9 Squat Variations to Spice Up Your Bodyweight Workouts
It’s the holiday season, which means you might be away from home, your gym might be shut or you just want to use the time off to get an exercise regime in place. Here, Tanya Poppett gives you plenty of ways to try an exercise you can do just about anywhere: the squat.
Commonly dubbed the ‘King’ of all exercises, the squat is a compound movement that strengthens some of the biggest muscle groups in the body; the Quadriceps, the Glutes and the Core.
While there are many ways to switch up the squat using weights and other equipment, I thought I would share some creative ways to get more out of this popular movement using just your bodyweight. You can use these variations to add variety to your workout regime this holiday season.

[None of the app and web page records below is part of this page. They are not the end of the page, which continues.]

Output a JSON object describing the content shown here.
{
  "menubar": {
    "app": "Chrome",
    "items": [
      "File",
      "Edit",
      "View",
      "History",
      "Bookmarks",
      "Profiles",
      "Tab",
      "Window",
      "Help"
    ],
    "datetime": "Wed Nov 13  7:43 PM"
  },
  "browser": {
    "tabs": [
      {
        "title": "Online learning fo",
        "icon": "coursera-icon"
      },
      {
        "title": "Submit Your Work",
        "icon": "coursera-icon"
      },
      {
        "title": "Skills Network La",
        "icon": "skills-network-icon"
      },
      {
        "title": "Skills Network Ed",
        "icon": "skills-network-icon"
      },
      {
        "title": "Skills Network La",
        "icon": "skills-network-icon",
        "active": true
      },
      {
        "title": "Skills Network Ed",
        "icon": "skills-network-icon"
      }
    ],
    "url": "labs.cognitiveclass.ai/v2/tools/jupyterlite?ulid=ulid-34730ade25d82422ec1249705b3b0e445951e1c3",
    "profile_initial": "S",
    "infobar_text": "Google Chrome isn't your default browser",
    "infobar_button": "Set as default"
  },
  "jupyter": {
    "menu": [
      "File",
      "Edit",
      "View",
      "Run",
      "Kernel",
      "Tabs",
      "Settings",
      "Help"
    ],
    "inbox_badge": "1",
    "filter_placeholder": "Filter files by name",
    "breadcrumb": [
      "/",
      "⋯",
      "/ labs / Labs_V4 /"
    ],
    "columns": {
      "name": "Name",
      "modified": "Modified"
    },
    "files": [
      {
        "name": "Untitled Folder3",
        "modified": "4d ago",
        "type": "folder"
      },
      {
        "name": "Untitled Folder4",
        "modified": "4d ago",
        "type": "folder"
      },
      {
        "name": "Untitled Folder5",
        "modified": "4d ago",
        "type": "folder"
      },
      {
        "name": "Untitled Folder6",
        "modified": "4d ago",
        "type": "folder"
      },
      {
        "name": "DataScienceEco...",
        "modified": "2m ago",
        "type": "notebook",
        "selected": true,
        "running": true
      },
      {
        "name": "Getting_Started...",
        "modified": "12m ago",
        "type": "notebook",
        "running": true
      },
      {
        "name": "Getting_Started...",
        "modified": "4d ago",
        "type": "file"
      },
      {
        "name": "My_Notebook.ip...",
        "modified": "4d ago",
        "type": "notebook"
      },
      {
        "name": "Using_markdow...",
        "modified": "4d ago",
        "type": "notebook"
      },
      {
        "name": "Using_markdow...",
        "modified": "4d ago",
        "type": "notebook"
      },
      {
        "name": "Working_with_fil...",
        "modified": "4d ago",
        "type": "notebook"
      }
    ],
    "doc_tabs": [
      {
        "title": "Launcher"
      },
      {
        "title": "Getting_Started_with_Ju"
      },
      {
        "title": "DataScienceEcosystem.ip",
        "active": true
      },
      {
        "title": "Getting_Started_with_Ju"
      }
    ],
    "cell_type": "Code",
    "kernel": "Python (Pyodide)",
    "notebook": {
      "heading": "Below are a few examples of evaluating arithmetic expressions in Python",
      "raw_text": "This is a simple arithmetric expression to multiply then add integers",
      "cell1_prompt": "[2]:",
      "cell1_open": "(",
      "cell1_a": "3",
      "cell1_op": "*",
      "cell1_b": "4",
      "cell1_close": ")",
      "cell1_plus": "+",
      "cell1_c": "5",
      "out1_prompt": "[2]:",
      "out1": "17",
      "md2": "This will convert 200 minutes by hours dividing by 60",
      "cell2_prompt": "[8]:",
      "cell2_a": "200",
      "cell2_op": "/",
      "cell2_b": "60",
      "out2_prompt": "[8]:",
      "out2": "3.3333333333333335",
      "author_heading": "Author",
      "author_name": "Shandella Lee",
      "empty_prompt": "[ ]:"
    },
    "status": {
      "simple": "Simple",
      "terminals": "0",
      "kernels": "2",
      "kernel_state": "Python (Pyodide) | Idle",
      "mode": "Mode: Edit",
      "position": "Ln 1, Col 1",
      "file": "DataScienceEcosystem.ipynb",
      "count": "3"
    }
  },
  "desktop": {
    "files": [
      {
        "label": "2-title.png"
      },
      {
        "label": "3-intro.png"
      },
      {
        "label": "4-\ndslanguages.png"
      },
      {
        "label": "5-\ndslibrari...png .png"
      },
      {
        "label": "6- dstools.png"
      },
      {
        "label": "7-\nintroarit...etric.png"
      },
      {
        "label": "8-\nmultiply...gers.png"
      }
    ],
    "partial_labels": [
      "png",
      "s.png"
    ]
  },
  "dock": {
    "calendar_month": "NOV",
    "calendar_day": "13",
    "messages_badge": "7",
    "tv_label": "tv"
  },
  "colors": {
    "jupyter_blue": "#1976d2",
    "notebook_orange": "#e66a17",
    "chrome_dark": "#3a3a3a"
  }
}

Staggered Stance Squat
This variation offers a great opportunity to work on hip stability and increase load through one leg. When performing this exercise, it is key that the majority of your weight is going through the front leg and the back leg is merely there to offer a little support like a kickstand.
This is a great progression for your basic squat, as it allows you to increase the load going through one leg, without having to add any weight.
Isometric or “static” exercises force you to hold the movement where the prime muscle groups are typically at their weakest. This makes the muscles work overtime, holding up your bodyweight and increasing their overall time under tension.
In the case of the squat hold, our quads and glutes are put into overdrive as they work to support your bodyweight in their lengthened state. To perform this exercise safely, make sure you keep your ribs pulled down, your chin tucked and knees pressed out against an imaginary resistance.
Want a quick way to light up those quads? This variation is for you. Frog squats focus on the movement of the knee joint – working through flexion and extension. These partial reps again help keep tension in the muscle throughout the movement, which is why they burn like hell.
If you want to get the most out of this exercise, create your own resistance by pressing your elbows against your knees and knees against your elbows. If you are struggling to get the depth, perform the movement with your heels elevated on a bumper plate or thick textbook.
1 ¼ Squats
This variation may also be referred to as pulsing squats; again using the power of partial reps to keep the tension in the bottom of the rep. The pulse is also a great opportunity to focus on your form in the bottom of your squat and make sure you are staying active throughout the movement.
To get the benefit of the partial rep, it is important to stay in control of the movement and not just bounce your way out of the bottom of the squat.
Combining mobility and strength, the Cossack squat is one of my favourite bodyweight exercises. This challenging movement allows you to transfer more load and increase the range of motion on a single leg.
To practice this movement safely, reduce the depth and keep the foot of the straight leg planted.
The Prisoner Squat is a basic squat performed with your hands above your head. This seemingly little adjustment makes it challenging for your core as you now have to fight the urge to extend through the lower back as you move.
When performing this variation, it is important to keep those ribs pulled down with a slight tuck of the pelvis. You will also need to make sure you are not pushing your head down with your hands. Keep that neck long and chin tucked.
A hinge and a squat all in one, this is one of my favourite warm-up exercises. It encourages that mind-to-muscles connection and helps mobilise through a few key joints; hips, knees and ankles.
Start the movement by folding at the hips with soft knees. Once you feel a light pull on the hamstrings, you can then bend at the knees bringing your hips past parallel.
Still need something with a little more intensity? The Squat Jump is for you. High impact and high intensity, the squat jump is great for building strength and power in the quads, glutes and hamstrings.
The landing is everything in the squat jump; the key is to focus, keeping your landing as quiet and as soft as possible.
Single Leg Squat
Now you’ve got your basic squat down pat, you are ready to level up and take on the single leg squat. This squat will challenge your single leg stability and strength.
It is perfect for runners looking to improve their running stride and help reduce the risk of injury. A great way to build up to this variation is to squat down to a chair, reducing the range of motion.
Squats are just one of many exercises you can do in the comfort of your own home. Check out more home workouts from a slew of professionals in My Muscle Chef's Move with MYMC series below.